**EXERCISE INSTRUCTIONS**
The records are to be restated in their entirety, word for word.

(Items from an interface collection)
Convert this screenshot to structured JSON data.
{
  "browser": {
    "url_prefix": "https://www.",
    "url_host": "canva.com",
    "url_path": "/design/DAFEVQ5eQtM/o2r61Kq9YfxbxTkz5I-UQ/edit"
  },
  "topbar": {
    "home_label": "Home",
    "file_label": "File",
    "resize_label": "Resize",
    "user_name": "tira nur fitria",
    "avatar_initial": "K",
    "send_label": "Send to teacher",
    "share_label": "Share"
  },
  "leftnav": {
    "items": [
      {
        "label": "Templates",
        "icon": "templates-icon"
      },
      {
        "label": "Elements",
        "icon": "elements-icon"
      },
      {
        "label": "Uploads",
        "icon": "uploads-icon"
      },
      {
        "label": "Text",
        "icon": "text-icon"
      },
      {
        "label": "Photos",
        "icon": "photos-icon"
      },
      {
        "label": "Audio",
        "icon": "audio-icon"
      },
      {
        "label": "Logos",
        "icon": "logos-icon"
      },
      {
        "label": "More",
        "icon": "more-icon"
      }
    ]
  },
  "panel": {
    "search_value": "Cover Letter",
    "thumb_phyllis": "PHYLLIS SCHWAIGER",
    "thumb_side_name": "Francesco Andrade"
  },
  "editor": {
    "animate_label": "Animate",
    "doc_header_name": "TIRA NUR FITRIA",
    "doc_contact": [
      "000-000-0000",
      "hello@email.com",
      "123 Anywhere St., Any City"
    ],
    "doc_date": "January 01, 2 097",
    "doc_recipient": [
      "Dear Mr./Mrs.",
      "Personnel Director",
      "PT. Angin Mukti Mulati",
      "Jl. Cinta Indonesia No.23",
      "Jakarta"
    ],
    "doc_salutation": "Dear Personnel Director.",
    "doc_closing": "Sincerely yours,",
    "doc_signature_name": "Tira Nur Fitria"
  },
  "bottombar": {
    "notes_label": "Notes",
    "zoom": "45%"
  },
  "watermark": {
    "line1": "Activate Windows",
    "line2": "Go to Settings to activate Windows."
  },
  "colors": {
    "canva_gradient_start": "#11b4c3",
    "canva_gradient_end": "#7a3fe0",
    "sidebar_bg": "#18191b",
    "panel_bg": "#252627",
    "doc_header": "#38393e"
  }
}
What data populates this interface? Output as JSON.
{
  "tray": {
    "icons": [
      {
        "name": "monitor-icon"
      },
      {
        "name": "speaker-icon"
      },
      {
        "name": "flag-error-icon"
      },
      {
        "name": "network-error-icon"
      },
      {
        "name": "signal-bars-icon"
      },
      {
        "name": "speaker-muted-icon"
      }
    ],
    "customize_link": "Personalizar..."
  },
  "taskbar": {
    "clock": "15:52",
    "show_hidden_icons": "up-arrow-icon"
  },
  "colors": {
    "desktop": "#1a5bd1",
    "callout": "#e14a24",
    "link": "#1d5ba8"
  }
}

**ANSWER SPACE**
Convert this screenshot to structured JSON data.
{
  "browser": {
    "url_prefix": "https://www.",
    "url_host": "canva.com",
    "url_path": "/design/DAFEVQ5eQtM/o2r61Kq9YfxbxTkz5I-UQ/edit"
  },
  "topbar": {
    "home_label": "Home",
    "file_label": "File",
    "resize_label": "Resize",
    "user_name": "tira nur fitria",
    "avatar_initial": "K",
    "send_label": "Send to teacher",
    "share_label": "Share"
  },
  "leftnav": {
    "items": [
      {
        "label": "Templates",
        "icon": "templates-icon"
      },
      {
        "label": "Elements",
        "icon": "elements-icon"
      },
      {
        "label": "Uploads",
        "icon": "uploads-icon"
      },
      {
        "label": "Text",
        "icon": "text-icon"
      },
      {
        "label": "Photos",
        "icon": "photos-icon"
      },
      {
        "label": "Audio",
        "icon": "audio-icon"
      },
      {
        "label": "Logos",
        "icon": "logos-icon"
      },
      {
        "label": "More",
        "icon": "more-icon"
      }
    ]
  },
  "panel": {
    "search_value": "Cover Letter",
    "thumb_phyllis": "PHYLLIS SCHWAIGER",
    "thumb_side_name": "Francesco Andrade"
  },
  "editor": {
    "animate_label": "Animate",
    "doc_header_name": "TIRA NUR FITRIA",
    "doc_contact": [
      "000-000-0000",
      "hello@email.com",
      "123 Anywhere St., Any City"
    ],
    "doc_date": "January 01, 2 097",
    "doc_recipient": [
      "Dear Mr./Mrs.",
      "Personnel Director",
      "PT. Angin Mukti Mulati",
      "Jl. Cinta Indonesia No.23",
      "Jakarta"
    ],
    "doc_salutation": "Dear Personnel Director.",
    "doc_closing": "Sincerely yours,",
    "doc_signature_name": "Tira Nur Fitria"
  },
  "bottombar": {
    "notes_label": "Notes",
    "zoom": "45%"
  },
  "watermark": {
    "line1": "Activate Windows",
    "line2": "Go to Settings to activate Windows."
  },
  "colors": {
    "canva_gradient_start": "#11b4c3",
    "canva_gradient_end": "#7a3fe0",
    "sidebar_bg": "#18191b",
    "panel_bg": "#252627",
    "doc_header": "#38393e"
  }
}
What data populates this interface? Output as JSON.
{
  "tray": {
    "icons": [
      {
        "name": "monitor-icon"
      },
      {
        "name": "speaker-icon"
      },
      {
        "name": "flag-error-icon"
      },
      {
        "name": "network-error-icon"
      },
      {
        "name": "signal-bars-icon"
      },
      {
        "name": "speaker-muted-icon"
      }
    ],
    "customize_link": "Personalizar..."
  },
  "taskbar": {
    "clock": "15:52",
    "show_hidden_icons": "up-arrow-icon"
  },
  "colors": {
    "desktop": "#1a5bd1",
    "callout": "#e14a24",
    "link": "#1d5ba8"
  }
}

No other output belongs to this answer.